● Exercise brief: Copy out all lines of the records in which the word "JSON" appears.
[Material provided — start]
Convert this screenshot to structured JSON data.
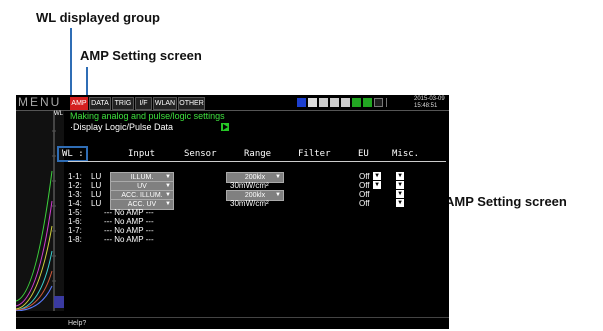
{
  "annotations": {
    "wl_group": "WL displayed group",
    "amp_top": "AMP Setting screen",
    "amp_right": "AMP Setting screen"
  },
  "screen": {
    "menu_label": "MENU",
    "tabs": [
      {
        "label": "AMP",
        "active": true
      },
      {
        "label": "DATA",
        "active": false
      },
      {
        "label": "TRIG",
        "active": false
      },
      {
        "label": "I/F",
        "active": false
      },
      {
        "label": "WLAN",
        "active": false
      },
      {
        "label": "OTHER",
        "active": false
      }
    ],
    "date": "2015-03-09",
    "time": "15:48:51",
    "wl_side": "WL",
    "status_message": "Making analog and pulse/logic settings",
    "display_logic": "·Display Logic/Pulse Data",
    "headers": {
      "wl": "WL :",
      "input": "Input",
      "sensor": "Sensor",
      "range": "Range",
      "filter": "Filter",
      "eu": "EU",
      "misc": "Misc."
    },
    "rows": [
      {
        "id": "1-1:",
        "grp": "LU",
        "input": "ILLUM.",
        "range": "200klx",
        "eu": "Off"
      },
      {
        "id": "1-2:",
        "grp": "LU",
        "input": "UV",
        "range": "30mW/cm²",
        "eu": "Off"
      },
      {
        "id": "1-3:",
        "grp": "LU",
        "input": "ACC. ILLUM.",
        "range": "200klx",
        "eu": "Off"
      },
      {
        "id": "1-4:",
        "grp": "LU",
        "input": "ACC. UV",
        "range": "30mW/cm²",
        "eu": "Off"
      },
      {
        "id": "1-5:",
        "no_amp": "--- No AMP ---"
      },
      {
        "id": "1-6:",
        "no_amp": "--- No AMP ---"
      },
      {
        "id": "1-7:",
        "no_amp": "--- No AMP ---"
      },
      {
        "id": "1-8:",
        "no_amp": "--- No AMP ---"
      }
    ],
    "help": "Help?"
  },
  "colors": {
    "annotation_line": "#2f6db5",
    "active_tab": "#d41f1f",
    "status_text": "#3ee03e"
  }
}
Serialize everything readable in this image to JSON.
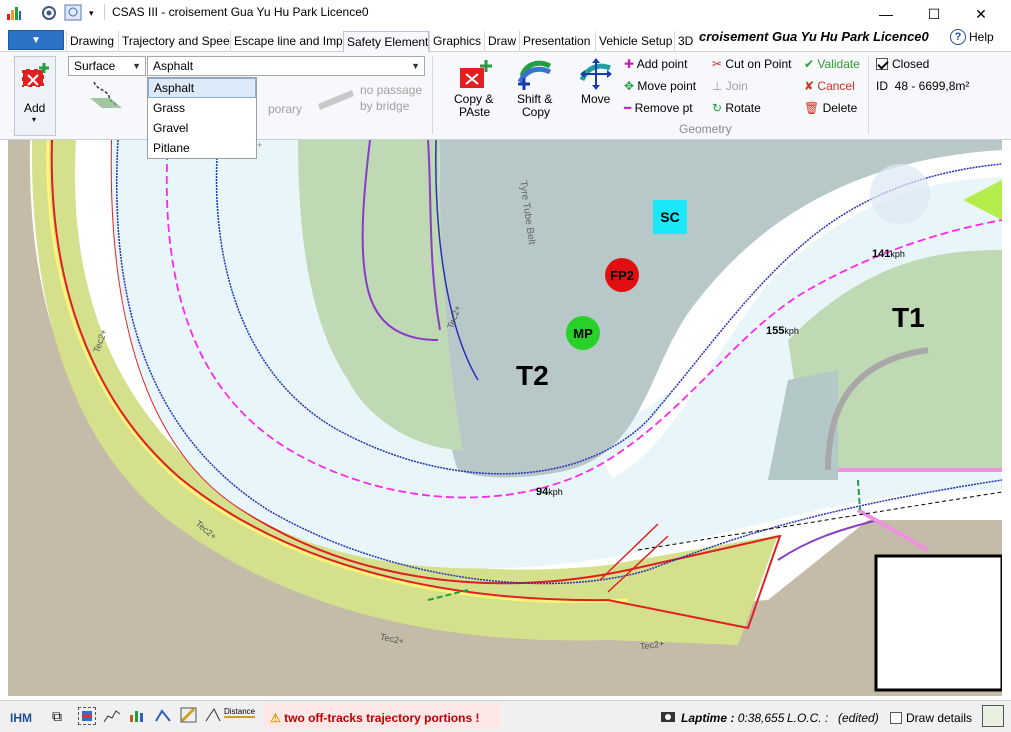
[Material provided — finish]
● Result of the task:
Convert this screenshot to structured JSON data.
Serialize everything readable in this image to JSON.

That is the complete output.